The fact that someone is no longer making progress is not in and of itself a reason for Medicare to end, if that person still needs daily skilled care or rehab to keep from regressing (backsliding) on the progress that has been made, or if daily skilled care is required for other reasons. Yet, it is a major reason nursing homes use to end Medicare and move people out.
Nursing homes trying to end Medicare coverage inappropriately because a person had “plateaued” was such a common violation that a class action called the “Jimmo” case resulted in a strong set of communications and directives to nursing homes from the government. But it still happens more than it should. A link to a toolkit for families in this situation is included at the end of this article.
3. “Do you disagree with the nursing home?”
I always ask this question because sometimes people agree that their loved one no longer needs skilled care, but other times they feel the patient could benefit from continuing the care. When a patient disagrees with the decision, specific appeal rights exist in Medicare termination cases. The notice must include the details about how to exercise those rights and families must act fast to exercise them.
What the notice does not tell you is this: if you decide to pursue an appeal you must insist that the daily care be continued! Most nursing homes will encourage the family to stop rehabilitation or go down to two times a week. But if you believe Medicare should keep paying, you cannot reduce the amount of care because Medicare only pays if daily care is given! ( Or at least 5 days a week in rehabilitation cases.) So it is a bit of a risk, since if the appeal is unsuccessful, the patient will have a higher bill to pay for the daily care. But if the appeal is successful, and it turns out the patient reduced the amount of care while the appeal was pending, the patient will probably end up paying even though he or she won the appeal.
4. “Do you need more time -or- do you want to stay in the facility?”
If the answer is “Yes” even in those cases where the family does not dispute the decision to end Medicare, I explain that the fact that Medicare is ending does not mean the person has to leave! The reasons that a nursing home can force a resident to leave are extremely limited and do not include simply the fact that Medicare is ending.

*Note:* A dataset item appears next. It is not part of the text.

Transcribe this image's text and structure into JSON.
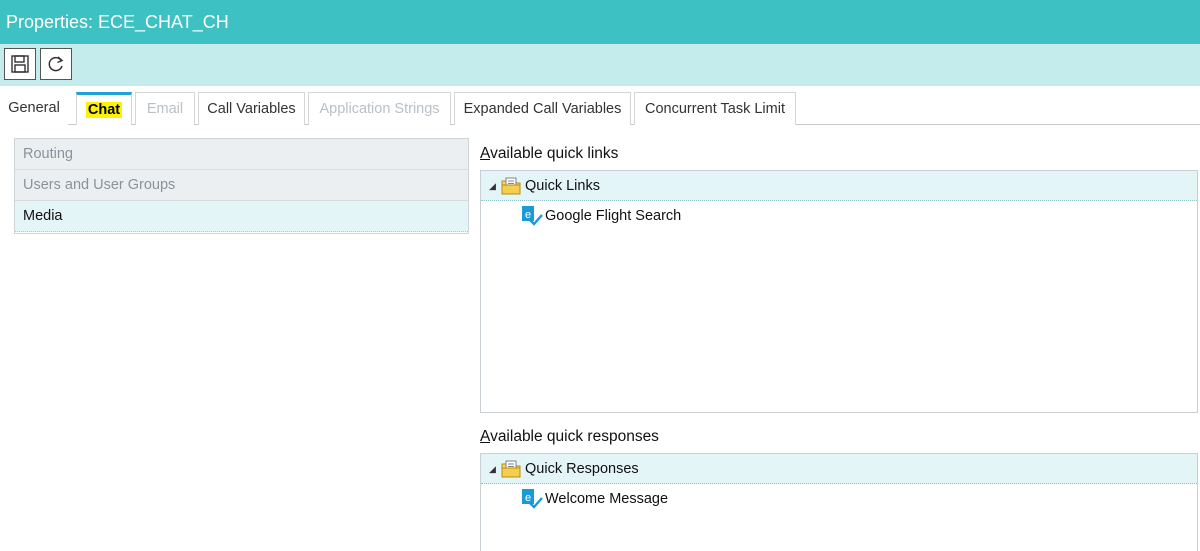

If a nursing home wants a patient out it must give a specific written notice of planned discharge that is different from the Medicare notice. The process of evicting a patient requires the nursing home to allow the tenant 30 days to move, except in very limited cases where less time can be given. The nursing home must also provide services to the patient to assist in planning for the discharge, and may not discharge that patient if there is not a safe place for the patient to go.
So, patients have options when Medicare ends. They can:
- Dispute the written notice of Medicare termination;
- Decide to move out if a safe place is available;
- Stay in the facility and continue to pay privately;
- Stay in the facility and access other payment sources, or seek Medicaid coverage if the facility participates.
- If they simply need more time but do plan to move, they can wait for written discharge notice and discuss discharge planning options.
During this time the patient may be liable for the cost of care if Medicare was properly terminated and no other coverage is available. But no family or client should feel pressure to move when they are not ready, or just because a nursing home staff told them verbally that Mom needed to move.
Each case is different, so in cases like this, patient’s need to be educated, get good advice and strong legal representation if it becomes necessary.
A good explanation of nursing home residents rights is here.
A toolkit that explains the Jimmo case and helps people advocate in those cases is here.